In New York, nurse practitioners are required to establish a collaborative agreement with one physician prior to beginning practice and maintain that agreement in the practice setting. Our state also limits the number of nurse practitioners each physician may work with, thus restricting the number of nurse practitioners, and thereby access by patients to care by nurse practitioners.
On a national basis, as well as here in New York, nurse practitioners could provide enormous service to patients in a wide number of areas if they were able to practice to the full extent of their scope of practice without restrictions.. The addition of 30 million or more Americans to the ranks of the health-care insured, coupled with new and growing care demands precipitated by the aging of baby boomers, are converging to create projected physician shortages as soon as 2015.
And the shortage coincides with an area of expertise of nurse practitioners. For example, only about one in ten medical students nationally goes on to specialize in family medicine. Since these physicians provide much of the basic care Americans receive (including preventive care), nurse practitioners could be a lifeline for those seeking to stay well through access to primary care and informed, healthy lifestyle choices. Indeed the Robert Wood Johnson Foundation concluded that "The patient-centered nature of nurse practitioner training … makes nurse practitioners particularly well prepared for and interested in providing primary care."
Patients with chronic conditions would also benefit. A literature review conducted by the National Governors Association showed that "nurse practitioners are capable of successfully managing … hypertension, diabetes, and obesity." That same report found that in terms of time spent with patients, prescribing accuracy, and preventive education, nurse practitioners “provided at least equal quality of care" as physicians.
Several studies show that 70–80 percent of patients who see nurse practitioners are as satisfied -- and sometimes more satisfied -- with the quality of care they receive compared to that supplied by physicians. In fact, the National Governors Association report found that “None of the studies in [our] literature review raise concerns about the quality of care offered" by nurse practitioners. This and a similar conclusion by the Robert Wood Johnson Foundation are particularly important since they undermine as ill-founded the assertion that allowing nurse practitioners greater independence in caring for patients puts patients at risk.

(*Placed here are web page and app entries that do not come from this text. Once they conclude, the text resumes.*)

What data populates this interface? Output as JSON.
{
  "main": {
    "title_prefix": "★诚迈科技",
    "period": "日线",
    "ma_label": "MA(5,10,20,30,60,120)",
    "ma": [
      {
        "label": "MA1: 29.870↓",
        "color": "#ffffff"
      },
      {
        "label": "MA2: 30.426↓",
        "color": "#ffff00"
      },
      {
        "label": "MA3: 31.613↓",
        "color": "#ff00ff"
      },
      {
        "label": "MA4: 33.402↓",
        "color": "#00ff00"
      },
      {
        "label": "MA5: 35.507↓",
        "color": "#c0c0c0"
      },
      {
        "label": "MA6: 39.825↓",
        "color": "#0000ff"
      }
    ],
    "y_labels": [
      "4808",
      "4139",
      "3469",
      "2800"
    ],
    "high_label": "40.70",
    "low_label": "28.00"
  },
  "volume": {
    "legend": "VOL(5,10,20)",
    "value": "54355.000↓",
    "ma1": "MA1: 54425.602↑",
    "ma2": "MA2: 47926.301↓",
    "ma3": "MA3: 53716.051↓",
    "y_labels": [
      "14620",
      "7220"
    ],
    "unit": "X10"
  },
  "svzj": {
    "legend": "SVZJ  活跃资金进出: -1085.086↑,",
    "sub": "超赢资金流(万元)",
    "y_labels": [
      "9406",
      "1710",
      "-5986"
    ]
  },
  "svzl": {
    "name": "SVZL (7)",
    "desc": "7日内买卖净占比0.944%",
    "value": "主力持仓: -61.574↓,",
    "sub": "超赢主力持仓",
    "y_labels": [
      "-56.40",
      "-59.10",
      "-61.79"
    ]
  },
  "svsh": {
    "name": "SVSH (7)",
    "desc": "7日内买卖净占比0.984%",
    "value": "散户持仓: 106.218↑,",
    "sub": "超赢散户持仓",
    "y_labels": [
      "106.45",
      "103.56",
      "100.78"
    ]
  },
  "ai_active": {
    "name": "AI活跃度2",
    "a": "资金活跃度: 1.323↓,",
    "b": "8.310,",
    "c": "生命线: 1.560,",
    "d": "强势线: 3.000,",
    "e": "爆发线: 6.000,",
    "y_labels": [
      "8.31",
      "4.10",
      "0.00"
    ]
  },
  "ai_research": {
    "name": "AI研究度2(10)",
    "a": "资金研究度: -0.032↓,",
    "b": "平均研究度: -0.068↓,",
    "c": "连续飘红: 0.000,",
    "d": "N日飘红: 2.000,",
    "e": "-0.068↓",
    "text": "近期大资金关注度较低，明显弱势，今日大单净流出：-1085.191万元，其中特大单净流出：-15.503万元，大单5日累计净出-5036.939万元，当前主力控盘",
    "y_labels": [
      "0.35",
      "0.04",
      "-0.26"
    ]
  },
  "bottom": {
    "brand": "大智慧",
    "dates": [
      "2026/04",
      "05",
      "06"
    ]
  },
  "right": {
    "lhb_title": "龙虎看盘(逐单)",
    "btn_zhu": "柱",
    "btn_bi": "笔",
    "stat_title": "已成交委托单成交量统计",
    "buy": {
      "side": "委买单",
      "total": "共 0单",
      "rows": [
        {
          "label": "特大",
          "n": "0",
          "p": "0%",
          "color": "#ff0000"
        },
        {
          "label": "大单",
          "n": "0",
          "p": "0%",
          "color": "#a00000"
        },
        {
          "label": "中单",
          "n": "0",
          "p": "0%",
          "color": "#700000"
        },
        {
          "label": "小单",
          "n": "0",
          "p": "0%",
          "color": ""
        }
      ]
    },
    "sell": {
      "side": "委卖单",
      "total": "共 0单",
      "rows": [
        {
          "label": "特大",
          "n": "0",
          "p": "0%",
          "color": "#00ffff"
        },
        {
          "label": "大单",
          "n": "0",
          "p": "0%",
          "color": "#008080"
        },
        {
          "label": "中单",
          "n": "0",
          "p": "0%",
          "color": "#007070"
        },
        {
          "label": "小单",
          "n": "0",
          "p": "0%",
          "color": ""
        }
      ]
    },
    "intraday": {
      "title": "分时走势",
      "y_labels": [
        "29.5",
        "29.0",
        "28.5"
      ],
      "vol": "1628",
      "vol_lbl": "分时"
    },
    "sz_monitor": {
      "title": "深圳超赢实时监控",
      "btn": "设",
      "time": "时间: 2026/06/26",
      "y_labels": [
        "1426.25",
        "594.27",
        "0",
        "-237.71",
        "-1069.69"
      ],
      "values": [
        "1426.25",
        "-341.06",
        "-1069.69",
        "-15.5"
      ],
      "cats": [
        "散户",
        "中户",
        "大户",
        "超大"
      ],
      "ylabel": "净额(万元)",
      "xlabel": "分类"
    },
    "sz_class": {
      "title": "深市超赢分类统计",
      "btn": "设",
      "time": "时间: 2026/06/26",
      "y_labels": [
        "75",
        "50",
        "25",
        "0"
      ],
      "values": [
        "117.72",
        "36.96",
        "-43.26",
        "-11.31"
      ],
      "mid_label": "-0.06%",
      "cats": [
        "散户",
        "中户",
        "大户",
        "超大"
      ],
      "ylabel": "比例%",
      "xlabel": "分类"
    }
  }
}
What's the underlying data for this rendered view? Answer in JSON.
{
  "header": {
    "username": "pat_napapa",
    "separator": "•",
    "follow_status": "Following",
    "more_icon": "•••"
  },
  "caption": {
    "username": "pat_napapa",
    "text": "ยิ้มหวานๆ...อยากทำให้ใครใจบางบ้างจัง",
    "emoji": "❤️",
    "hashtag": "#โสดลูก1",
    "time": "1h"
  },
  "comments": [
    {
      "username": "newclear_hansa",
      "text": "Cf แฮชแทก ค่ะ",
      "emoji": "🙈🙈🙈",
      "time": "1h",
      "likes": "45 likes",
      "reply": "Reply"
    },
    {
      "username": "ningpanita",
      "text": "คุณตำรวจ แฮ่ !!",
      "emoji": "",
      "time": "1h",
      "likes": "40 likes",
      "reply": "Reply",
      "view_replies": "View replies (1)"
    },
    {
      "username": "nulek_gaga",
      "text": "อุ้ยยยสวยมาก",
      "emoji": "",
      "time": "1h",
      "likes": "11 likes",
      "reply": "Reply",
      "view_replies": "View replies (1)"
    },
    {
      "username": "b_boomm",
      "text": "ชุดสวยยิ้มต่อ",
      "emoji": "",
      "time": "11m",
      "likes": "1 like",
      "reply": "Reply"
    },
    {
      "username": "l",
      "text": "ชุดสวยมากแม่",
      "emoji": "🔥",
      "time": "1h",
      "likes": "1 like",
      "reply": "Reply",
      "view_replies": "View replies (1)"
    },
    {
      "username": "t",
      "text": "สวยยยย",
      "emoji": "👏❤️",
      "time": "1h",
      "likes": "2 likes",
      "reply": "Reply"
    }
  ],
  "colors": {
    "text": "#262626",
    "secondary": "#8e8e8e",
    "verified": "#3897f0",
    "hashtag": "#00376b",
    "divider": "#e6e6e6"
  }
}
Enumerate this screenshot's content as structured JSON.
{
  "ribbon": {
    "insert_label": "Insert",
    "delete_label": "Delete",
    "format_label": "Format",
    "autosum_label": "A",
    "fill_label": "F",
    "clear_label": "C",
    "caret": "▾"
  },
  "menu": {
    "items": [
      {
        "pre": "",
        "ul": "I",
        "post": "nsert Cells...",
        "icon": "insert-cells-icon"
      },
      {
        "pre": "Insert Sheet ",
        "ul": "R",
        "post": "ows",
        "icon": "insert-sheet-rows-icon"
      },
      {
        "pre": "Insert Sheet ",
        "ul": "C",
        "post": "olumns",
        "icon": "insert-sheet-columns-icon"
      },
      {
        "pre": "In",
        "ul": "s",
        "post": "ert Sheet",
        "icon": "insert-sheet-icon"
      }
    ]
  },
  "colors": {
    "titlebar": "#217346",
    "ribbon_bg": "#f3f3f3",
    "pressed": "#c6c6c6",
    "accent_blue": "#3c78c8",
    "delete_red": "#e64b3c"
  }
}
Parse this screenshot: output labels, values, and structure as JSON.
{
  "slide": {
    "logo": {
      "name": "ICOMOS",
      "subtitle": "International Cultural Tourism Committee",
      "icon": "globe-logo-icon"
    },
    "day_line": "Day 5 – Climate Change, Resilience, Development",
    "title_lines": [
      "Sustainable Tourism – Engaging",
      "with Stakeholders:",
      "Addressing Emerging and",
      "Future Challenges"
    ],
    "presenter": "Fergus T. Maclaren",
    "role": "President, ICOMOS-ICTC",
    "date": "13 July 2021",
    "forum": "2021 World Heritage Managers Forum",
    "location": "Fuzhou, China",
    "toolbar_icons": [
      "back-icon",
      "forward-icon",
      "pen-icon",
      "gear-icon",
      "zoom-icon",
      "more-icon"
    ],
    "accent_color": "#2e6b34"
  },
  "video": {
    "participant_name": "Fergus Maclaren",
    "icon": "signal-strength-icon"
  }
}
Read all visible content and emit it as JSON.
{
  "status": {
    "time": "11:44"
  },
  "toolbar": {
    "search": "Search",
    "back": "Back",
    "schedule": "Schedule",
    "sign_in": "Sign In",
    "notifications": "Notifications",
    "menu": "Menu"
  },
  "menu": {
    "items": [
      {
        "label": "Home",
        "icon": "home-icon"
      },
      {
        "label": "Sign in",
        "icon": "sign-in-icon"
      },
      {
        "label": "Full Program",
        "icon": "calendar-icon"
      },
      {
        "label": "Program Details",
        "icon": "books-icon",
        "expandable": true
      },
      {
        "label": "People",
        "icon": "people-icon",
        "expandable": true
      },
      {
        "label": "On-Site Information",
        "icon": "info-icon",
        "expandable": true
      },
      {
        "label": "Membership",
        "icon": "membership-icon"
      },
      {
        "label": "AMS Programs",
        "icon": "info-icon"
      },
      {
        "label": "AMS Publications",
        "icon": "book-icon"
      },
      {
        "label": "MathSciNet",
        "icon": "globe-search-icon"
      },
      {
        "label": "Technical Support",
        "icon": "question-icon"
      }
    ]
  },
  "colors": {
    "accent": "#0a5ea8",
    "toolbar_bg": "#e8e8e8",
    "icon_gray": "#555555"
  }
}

As a school emphasizing advanced practice nursing, we know the critically important role nurse practitioners can play in providing access to healthcare through the diagnosis and treatment of disease, as well as helping patients prevent illness and stay well. Which is why, when the specialty practice of Columbia University Medical Center, ColumbiaDoctors, opened its doors in its new midtown New York facility it was joined by Columbia Advanced Practice Nurse Associates (CAPNA) to provide same-day immediate and primary care. Our NPs work in partnership with the more than 2,000 physicians at ColumbiaDoctors and, like all nurse practitioners in New York State, our nurse practitioners have had the authority to write prescriptions for more than 20 years and provide the full range of primary care.
A few months ago, for the 12th time in the past 13 years, nurses were voted the most trusted profession in America in Gallup's annual survey ranking professions for their ethical standards. Americans recognize that nurses put patients first. Nurse practitioners embody the skillful compassion that reassures patients that they are in good hands.
Nearly a third of the states and the District of Columbia have expanded patient access to advanced practice nursing care by eliminating obstacles imposed on NPs by requiring supervision and direction from physicians -- all with no evidence at all of reduced patient safety.
It’s time for our elected officials in the state of New York to also recognize that our own nurse practitioners have the skills, judgment, and character to provide safe, high-quality care to patients, particularly those without easy access to physician-directed care, both now and in the future.